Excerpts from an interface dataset

-- Opening Marker --

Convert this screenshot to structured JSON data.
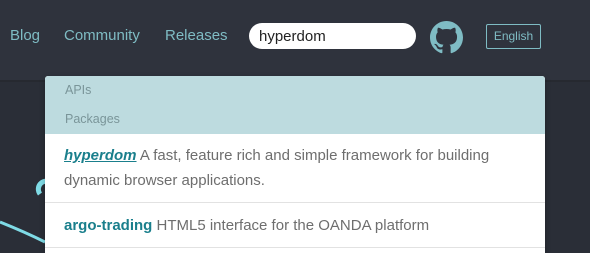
{
  "nav": {
    "links": [
      {
        "label": "Blog"
      },
      {
        "label": "Community"
      },
      {
        "label": "Releases"
      }
    ],
    "search": {
      "value": "hyperdom"
    },
    "github_icon": "github-icon",
    "language": "English"
  },
  "dropdown": {
    "categories": [
      "APIs",
      "Packages"
    ],
    "results": [
      {
        "name": "hyperdom",
        "description": " A fast, feature rich and simple framework for building dynamic browser applications."
      },
      {
        "name": "argo-trading",
        "description": " HTML5 interface for the OANDA platform"
      }
    ]
  },
  "colors": {
    "nav_bg": "#2f333d",
    "accent": "#7fbcc4",
    "category_bg": "#bddbdf",
    "result_name": "#1a7f8c"
  }
}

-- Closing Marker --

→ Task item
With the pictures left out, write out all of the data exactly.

→ Response
Convert this screenshot to structured JSON data.
{
  "nav": {
    "links": [
      {
        "label": "Blog"
      },
      {
        "label": "Community"
      },
      {
        "label": "Releases"
      }
    ],
    "search": {
      "value": "hyperdom"
    },
    "github_icon": "github-icon",
    "language": "English"
  },
  "dropdown": {
    "categories": [
      "APIs",
      "Packages"
    ],
    "results": [
      {
        "name": "hyperdom",
        "description": " A fast, feature rich and simple framework for building dynamic browser applications."
      },
      {
        "name": "argo-trading",
        "description": " HTML5 interface for the OANDA platform"
      }
    ]
  },
  "colors": {
    "nav_bg": "#2f333d",
    "accent": "#7fbcc4",
    "category_bg": "#bddbdf",
    "result_name": "#1a7f8c"
  }
}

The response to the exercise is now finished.